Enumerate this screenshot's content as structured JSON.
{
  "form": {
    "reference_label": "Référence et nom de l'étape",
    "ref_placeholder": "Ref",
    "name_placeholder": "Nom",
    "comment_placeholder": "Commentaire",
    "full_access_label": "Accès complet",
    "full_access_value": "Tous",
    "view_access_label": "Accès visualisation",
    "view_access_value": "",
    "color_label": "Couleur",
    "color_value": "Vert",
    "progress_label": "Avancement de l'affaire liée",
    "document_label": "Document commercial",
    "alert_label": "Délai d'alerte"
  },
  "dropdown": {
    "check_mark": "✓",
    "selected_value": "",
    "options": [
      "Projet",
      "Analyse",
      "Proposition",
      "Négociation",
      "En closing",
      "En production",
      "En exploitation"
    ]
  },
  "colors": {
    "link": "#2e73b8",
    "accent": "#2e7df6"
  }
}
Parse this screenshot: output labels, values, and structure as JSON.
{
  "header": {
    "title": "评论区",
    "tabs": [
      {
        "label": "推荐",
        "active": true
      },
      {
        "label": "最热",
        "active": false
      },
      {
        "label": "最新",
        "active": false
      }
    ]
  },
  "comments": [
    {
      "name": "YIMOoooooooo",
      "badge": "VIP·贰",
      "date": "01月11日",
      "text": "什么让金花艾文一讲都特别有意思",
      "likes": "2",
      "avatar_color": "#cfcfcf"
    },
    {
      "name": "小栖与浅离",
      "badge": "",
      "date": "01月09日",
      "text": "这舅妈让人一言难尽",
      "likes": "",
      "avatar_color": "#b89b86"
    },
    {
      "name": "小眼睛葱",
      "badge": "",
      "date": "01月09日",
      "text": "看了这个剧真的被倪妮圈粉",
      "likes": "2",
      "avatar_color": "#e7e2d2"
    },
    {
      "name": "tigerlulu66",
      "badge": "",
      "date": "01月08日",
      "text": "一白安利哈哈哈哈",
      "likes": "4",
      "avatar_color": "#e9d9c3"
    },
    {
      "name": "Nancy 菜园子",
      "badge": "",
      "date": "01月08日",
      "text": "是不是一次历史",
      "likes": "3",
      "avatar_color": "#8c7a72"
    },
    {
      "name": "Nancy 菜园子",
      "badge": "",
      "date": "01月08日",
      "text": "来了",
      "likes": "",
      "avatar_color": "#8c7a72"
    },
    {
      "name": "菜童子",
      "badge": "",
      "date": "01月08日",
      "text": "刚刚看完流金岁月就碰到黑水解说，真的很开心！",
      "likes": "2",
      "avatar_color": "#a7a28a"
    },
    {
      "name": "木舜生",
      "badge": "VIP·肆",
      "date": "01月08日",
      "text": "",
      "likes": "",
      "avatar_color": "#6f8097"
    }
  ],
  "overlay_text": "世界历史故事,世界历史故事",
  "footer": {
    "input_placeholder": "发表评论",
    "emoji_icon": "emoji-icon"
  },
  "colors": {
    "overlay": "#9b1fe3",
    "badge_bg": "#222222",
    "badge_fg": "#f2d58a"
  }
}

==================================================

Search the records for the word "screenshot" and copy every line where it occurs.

Enumerate this screenshot's content as structured JSON.
Parse this screenshot: output labels, values, and structure as JSON.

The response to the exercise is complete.